TASK: Lines of the listing below that contain the string "here" are to be returned.

GIVEN DATA:
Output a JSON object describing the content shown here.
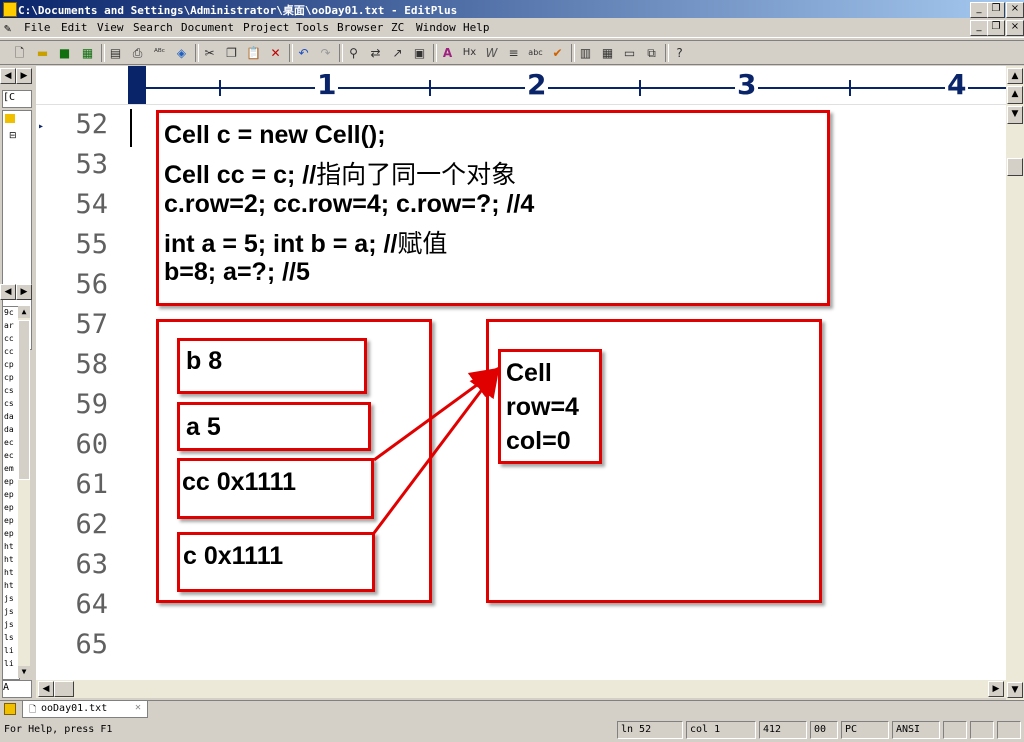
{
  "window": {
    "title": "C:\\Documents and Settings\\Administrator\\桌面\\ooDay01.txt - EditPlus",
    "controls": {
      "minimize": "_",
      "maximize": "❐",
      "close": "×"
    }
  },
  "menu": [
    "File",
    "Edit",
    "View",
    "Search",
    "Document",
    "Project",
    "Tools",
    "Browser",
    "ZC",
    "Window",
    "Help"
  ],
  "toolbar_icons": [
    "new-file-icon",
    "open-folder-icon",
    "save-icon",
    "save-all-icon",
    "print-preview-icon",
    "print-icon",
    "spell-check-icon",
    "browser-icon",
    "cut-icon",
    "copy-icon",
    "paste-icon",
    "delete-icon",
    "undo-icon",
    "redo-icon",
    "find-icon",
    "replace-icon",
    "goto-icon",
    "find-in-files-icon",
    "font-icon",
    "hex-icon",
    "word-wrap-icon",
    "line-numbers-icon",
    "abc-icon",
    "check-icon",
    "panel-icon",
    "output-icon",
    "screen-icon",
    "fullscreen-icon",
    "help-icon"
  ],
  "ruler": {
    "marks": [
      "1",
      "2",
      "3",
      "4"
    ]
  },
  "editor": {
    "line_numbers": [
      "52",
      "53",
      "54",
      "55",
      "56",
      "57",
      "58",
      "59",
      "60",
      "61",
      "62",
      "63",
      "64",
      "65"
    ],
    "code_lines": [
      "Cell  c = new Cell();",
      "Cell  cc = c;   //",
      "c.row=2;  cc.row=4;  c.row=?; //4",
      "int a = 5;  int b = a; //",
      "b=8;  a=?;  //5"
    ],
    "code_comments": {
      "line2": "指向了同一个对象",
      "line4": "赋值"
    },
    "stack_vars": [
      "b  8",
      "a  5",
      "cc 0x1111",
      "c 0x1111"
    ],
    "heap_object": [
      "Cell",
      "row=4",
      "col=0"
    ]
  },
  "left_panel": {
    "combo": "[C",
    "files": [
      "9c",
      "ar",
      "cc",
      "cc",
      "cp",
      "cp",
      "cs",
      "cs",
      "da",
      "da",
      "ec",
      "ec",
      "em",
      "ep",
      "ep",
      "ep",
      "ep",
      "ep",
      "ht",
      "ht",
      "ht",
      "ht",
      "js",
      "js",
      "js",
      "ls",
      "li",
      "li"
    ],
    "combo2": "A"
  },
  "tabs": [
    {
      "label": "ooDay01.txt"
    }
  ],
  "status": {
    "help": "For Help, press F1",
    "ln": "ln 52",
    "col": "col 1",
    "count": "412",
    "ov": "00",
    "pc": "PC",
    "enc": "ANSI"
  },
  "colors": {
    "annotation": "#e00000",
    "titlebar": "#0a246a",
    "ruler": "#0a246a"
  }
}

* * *

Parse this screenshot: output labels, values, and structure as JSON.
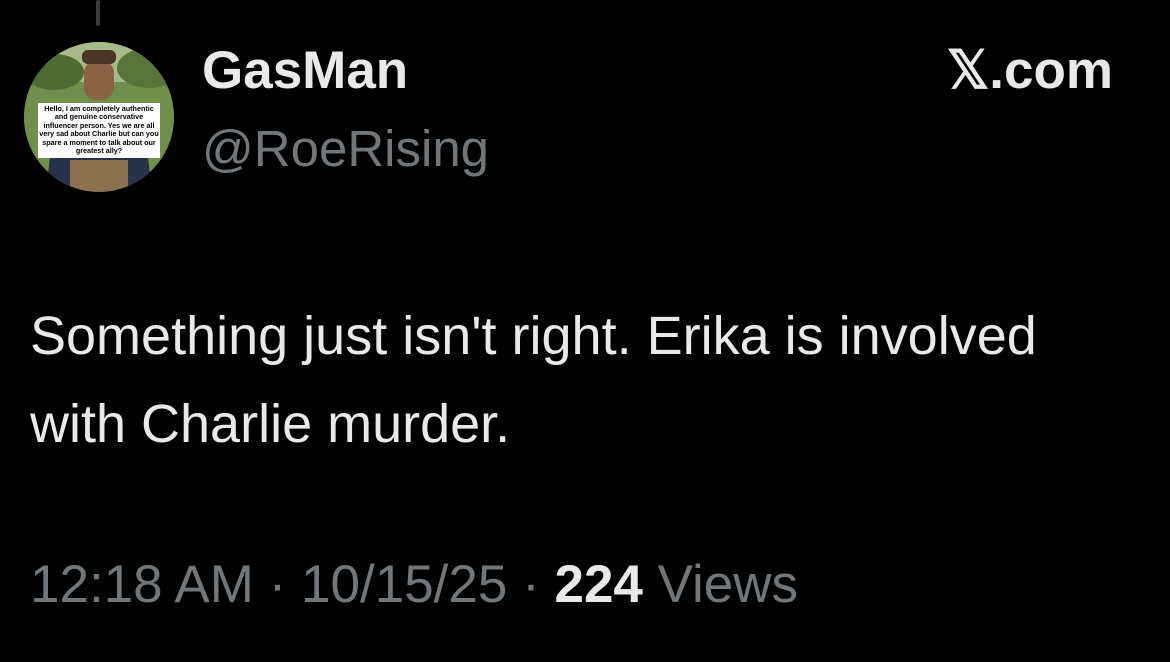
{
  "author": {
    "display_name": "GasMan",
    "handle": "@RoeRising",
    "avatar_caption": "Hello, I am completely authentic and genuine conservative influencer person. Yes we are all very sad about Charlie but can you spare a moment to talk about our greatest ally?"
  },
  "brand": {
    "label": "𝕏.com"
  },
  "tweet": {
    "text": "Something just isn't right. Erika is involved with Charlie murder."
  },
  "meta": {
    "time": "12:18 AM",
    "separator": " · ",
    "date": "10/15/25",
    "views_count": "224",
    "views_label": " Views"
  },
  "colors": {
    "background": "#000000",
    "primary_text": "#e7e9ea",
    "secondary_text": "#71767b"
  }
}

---

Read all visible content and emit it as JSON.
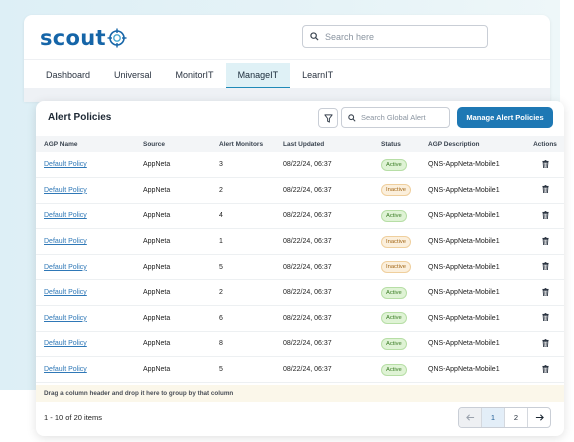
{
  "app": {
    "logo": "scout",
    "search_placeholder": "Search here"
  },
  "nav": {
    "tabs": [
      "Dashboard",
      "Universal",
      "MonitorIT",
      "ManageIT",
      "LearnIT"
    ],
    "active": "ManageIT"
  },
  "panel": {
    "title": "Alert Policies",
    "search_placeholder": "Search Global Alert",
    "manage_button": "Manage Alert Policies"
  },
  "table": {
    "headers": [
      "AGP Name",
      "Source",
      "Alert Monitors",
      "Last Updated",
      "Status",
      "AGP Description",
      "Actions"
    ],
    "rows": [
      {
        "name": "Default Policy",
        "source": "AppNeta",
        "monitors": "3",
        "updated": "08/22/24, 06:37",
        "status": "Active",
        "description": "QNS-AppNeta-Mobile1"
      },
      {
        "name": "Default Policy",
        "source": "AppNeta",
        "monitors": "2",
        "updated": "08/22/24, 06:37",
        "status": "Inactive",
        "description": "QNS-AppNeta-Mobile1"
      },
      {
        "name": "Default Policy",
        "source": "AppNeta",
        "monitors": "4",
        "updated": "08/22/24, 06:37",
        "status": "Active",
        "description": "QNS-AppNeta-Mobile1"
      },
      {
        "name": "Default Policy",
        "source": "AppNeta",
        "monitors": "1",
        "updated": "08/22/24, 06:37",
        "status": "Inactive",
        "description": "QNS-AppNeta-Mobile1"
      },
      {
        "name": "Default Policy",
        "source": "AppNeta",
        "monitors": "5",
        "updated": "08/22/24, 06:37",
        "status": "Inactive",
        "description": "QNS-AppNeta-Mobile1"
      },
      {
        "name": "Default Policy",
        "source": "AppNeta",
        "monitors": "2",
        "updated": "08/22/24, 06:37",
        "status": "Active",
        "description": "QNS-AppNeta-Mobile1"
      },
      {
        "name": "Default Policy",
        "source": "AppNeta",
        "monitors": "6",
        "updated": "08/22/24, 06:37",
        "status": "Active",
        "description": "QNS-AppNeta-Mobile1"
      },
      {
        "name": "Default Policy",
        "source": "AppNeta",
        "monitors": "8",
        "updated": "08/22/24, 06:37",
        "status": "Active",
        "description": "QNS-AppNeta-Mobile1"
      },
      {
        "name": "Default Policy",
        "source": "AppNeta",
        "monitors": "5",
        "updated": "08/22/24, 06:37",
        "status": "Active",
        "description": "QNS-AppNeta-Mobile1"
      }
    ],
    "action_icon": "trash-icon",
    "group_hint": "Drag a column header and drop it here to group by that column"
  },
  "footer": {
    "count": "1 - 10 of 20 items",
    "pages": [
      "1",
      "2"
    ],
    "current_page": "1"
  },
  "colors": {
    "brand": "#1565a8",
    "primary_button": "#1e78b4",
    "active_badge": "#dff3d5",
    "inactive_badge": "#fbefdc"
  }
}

SOLUTION TO THE EXERCISE:
Output a JSON object describing the content shown here.
    "search_placeholder": "Search here"
    "group_hint": "Drag a column header and drop it here to group by that column"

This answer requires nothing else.